Two stories on the New York Times’ front page today compel us to once again beat that undead horse, the anonymous source.
The Times’ Elisabeth Bumiller, for one, seems intent on ignoring assistant managing editor Allan M. Siegel’s week-old pleas for fewer anonymice. And, for her impudence, she is rewarded with page one placement. In the course of her story today about “Bush’s Tutor and Disciple,” Condoleezza Rice, Bumiller invokes the confidence-inspiring and oh-so-specific phrase “friends say” nine times.
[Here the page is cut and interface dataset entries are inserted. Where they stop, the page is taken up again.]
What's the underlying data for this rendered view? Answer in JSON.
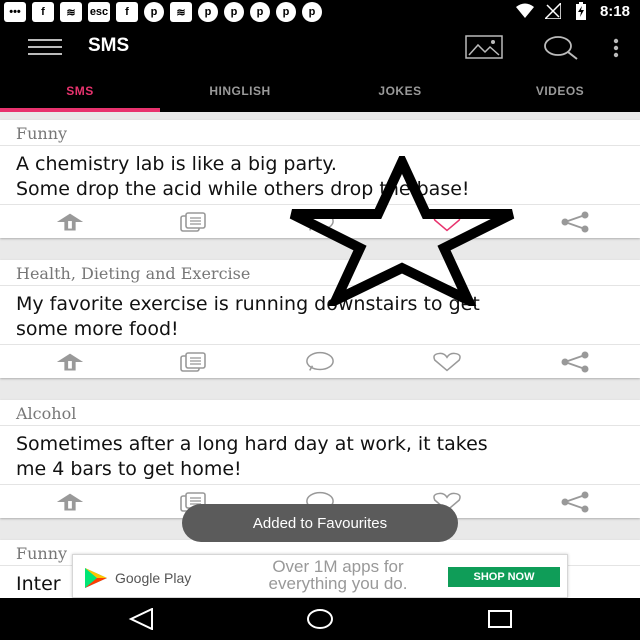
{
  "status_bar": {
    "time": "8:18",
    "icons": [
      {
        "name": "messenger-notif-icon",
        "glyph": "•••"
      },
      {
        "name": "facebook-notif-icon",
        "glyph": "f"
      },
      {
        "name": "cat-notif-icon",
        "glyph": "≋"
      },
      {
        "name": "esc-notif-icon",
        "glyph": "esc"
      },
      {
        "name": "facebook-notif-icon-2",
        "glyph": "f"
      },
      {
        "name": "pinterest-notif-icon",
        "glyph": "p"
      },
      {
        "name": "cat-notif-icon-2",
        "glyph": "≋"
      },
      {
        "name": "pinterest-notif-icon-2",
        "glyph": "p"
      },
      {
        "name": "pinterest-notif-icon-3",
        "glyph": "p"
      },
      {
        "name": "pinterest-notif-icon-4",
        "glyph": "p"
      },
      {
        "name": "pinterest-notif-icon-5",
        "glyph": "p"
      },
      {
        "name": "pinterest-notif-icon-6",
        "glyph": "p"
      }
    ]
  },
  "app_bar": {
    "title": "SMS",
    "icons": [
      "menu-icon",
      "image-icon",
      "search-icon",
      "overflow-menu-icon"
    ]
  },
  "tabs": [
    {
      "label": "SMS",
      "active": true
    },
    {
      "label": "HINGLISH",
      "active": false
    },
    {
      "label": "JOKES",
      "active": false
    },
    {
      "label": "VIDEOS",
      "active": false
    }
  ],
  "cards": [
    {
      "category": "Funny",
      "lines": [
        "A chemistry lab is like a big party.",
        "Some drop the acid while others drop the base!"
      ],
      "favourite": true
    },
    {
      "category": "Health, Dieting and Exercise",
      "lines": [
        "My favorite exercise is running downstairs to get",
        "some more food!"
      ],
      "favourite": false
    },
    {
      "category": "Alcohol",
      "lines": [
        "Sometimes after a long hard day at work, it takes",
        "me 4 bars to get home!"
      ],
      "favourite": false
    },
    {
      "category": "Funny",
      "lines": [
        "Inter",
        ""
      ],
      "favourite": false
    }
  ],
  "actions": [
    "upload-icon",
    "copy-icon",
    "whatsapp-icon",
    "heart-icon",
    "share-icon"
  ],
  "ad": {
    "brand": "Google Play",
    "text": "Over 1M apps for everything you do.",
    "button": "SHOP NOW"
  },
  "toast": "Added to Favourites",
  "colors": {
    "accent": "#e8336e",
    "toolbar": "#000000",
    "ad_button": "#0f9d58"
  }
}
Among the very sensitive things that Bumiller could not get Rice’s “friends” to “say” on the record: “[Rice] was transformed by [the 9/11 attacks]”; “[Rice] is capable of great charm”; “Rice, a preacher’s daughter who grew up in segregated Birmingham, Ala., and was pushed by her parents into believing that anything in life is possible, has more than enough toughness and rigor for the job”; and “[Rice] has the discipline.” (We should note that Bumiller does get one Rice “friend” on the record, Coit Blacker — the same guy the Los Angeles Times quotes in their own Rice story today, which is itself full of anonymous sources such as “a close associate” and “a foreign policy specialist who had known Rice for 20 years.”)
When Bumiller isn’t quoting Rice’s faceless “friends,” she’s quoting or paraphrasing “officials” of one variety or another (another specific Siegel no-no). “Officials” are allowed to go unnamed in order to explain, for example, that “[Rice’s] views are not always predictable and that she sometimes challenges the president in certain circumstances.” (In other words, to knock down the CW that Rice is the president’s ever-welcome yes-woman).
Bumiller’s colleagues, David E. Sanger and Steven R. Weisman, also defy Seigel’s appeal to cut back on anonymous sourcing and deliver their own page one piece about Bush’s evolving Cabinet, also replete with anonymice. Sanger and Weisman present, among other nameless people/groups, the words of: “some officials who know Ms. Rice,” “an envoy who attended [a meeting in discussion],” “other envoys,” as well as those mysterious “some” who appear in the piece both “fear[ing] that an administration that seemed in a constant state of behind-the-scenes dissent may end up with out enough” and seeing Powell’s departure “as the moment for conservatives … to assume an even larger role.”
One of the two people quoted in Sanger and Weisman’s piece with a name affixed to his quote is Donald Rumsfeld. “So there is no end of speculation about whether Mr. Rumsfeld will have the kind of relationship with Ms. Rice that he had with Mr. Powell: one of constant bickering,” Sanger and Weisman write, neglecting to observe that the endless “speculation” is on the part of the reporters themselves — although in the next sentence, they concede: “Mr. Rumsfeld tried to tamp down that speculation on Tuesday, telling reporters traveling with him … that ‘long before this administration, [Rice and I] were friends.’”
The only other on-the-record quote Sanger and Weisman come up with is actually recycled — Lawrence Eagleburger speaking on CNN’s “Paula Zahn Now” two days ago.
It’s not easy being Allan Siegal.